Electrolyte and hormonal effects of deoxycorticosterone acetate in young pigs.

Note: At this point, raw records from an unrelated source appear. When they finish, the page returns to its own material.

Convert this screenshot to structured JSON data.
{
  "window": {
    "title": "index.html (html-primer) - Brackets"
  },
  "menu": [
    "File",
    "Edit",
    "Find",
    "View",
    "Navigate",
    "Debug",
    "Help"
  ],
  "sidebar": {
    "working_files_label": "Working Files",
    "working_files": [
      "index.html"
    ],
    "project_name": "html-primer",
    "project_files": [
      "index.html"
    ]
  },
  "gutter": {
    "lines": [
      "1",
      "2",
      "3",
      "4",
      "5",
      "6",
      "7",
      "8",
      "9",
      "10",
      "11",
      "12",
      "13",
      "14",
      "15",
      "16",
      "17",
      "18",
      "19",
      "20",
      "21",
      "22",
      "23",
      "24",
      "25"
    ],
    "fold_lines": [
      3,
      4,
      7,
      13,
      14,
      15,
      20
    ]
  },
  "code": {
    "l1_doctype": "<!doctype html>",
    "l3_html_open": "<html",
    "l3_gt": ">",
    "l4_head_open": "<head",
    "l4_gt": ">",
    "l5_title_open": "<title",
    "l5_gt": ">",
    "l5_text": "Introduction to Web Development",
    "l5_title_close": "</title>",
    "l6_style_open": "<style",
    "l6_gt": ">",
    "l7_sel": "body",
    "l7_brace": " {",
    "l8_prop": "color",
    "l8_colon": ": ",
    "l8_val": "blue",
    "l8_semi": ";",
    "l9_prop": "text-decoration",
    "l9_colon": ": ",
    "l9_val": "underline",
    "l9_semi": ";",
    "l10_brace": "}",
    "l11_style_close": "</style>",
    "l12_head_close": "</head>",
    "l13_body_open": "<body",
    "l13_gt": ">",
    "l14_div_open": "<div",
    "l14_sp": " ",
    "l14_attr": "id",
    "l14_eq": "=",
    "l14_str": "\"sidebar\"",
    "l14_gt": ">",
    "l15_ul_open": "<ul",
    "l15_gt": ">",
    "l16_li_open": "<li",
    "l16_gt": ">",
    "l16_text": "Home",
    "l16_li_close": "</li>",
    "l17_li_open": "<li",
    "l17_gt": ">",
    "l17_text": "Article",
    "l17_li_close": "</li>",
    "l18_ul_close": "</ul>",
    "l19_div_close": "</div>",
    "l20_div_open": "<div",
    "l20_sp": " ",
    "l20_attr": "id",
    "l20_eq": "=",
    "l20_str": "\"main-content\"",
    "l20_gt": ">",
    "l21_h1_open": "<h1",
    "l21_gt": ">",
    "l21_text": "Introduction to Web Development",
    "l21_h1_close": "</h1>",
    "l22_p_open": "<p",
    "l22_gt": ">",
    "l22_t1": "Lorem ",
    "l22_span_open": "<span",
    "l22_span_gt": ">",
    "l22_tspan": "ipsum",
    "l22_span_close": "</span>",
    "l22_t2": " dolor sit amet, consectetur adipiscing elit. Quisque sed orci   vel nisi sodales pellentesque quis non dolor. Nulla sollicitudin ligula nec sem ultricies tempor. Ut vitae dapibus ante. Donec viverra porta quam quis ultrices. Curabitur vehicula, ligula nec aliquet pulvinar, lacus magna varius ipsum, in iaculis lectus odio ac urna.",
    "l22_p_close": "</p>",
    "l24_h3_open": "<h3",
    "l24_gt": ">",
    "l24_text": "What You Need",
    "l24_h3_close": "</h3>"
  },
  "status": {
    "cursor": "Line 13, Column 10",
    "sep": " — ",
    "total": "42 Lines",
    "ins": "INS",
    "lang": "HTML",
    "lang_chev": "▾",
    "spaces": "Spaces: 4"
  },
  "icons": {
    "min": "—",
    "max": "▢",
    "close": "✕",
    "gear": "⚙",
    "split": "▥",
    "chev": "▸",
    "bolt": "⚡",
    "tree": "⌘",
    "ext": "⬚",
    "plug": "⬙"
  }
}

Balances of sodium, potassium, and water were studied in the growing male pig as hypertension developed in response to subcutaneous implantation of deoxycorticosterone acetate (DOCA). Serum sodium, potassium, deoxycorticosterone (DOC), aldosterone, and plasma renin activity (PRA) were determined. These variables were observed in a total of 10 experimental and nine control pigs. All animals were uninephrectomized and fed a diet of Purina Pig Chow and tap water ad libitum. No salt was added to the food or water. Serum DOC levels rose dramatically on the day of the implantation, then gradually declined but remained approximately 10 times greater than control levels 40 days after implant. Plasma renin activity was suppressed rapidly and completely, whereas aldosterone fell only slowly to about half its control value. Sodium retention was maximum during the first 24 hours. Therefore an "escape" process became operative, causing sodium balance to return to normal after the third day, at which time the major rise in arterial pressure occurred. A marked increase in water turnover (intake and output) also began after the third day and persisted throughout the experimental period. Water balance remained normal during this period of increased turnover. Hypokalemia developed in the absence of kaliuresis, suggesting that potassium moved into the cells. Except for the potassium retention, these changes parallel the abnormalities seen in other states of mineralocorticoid excess.
- Copyright © 1980 by American Heart Association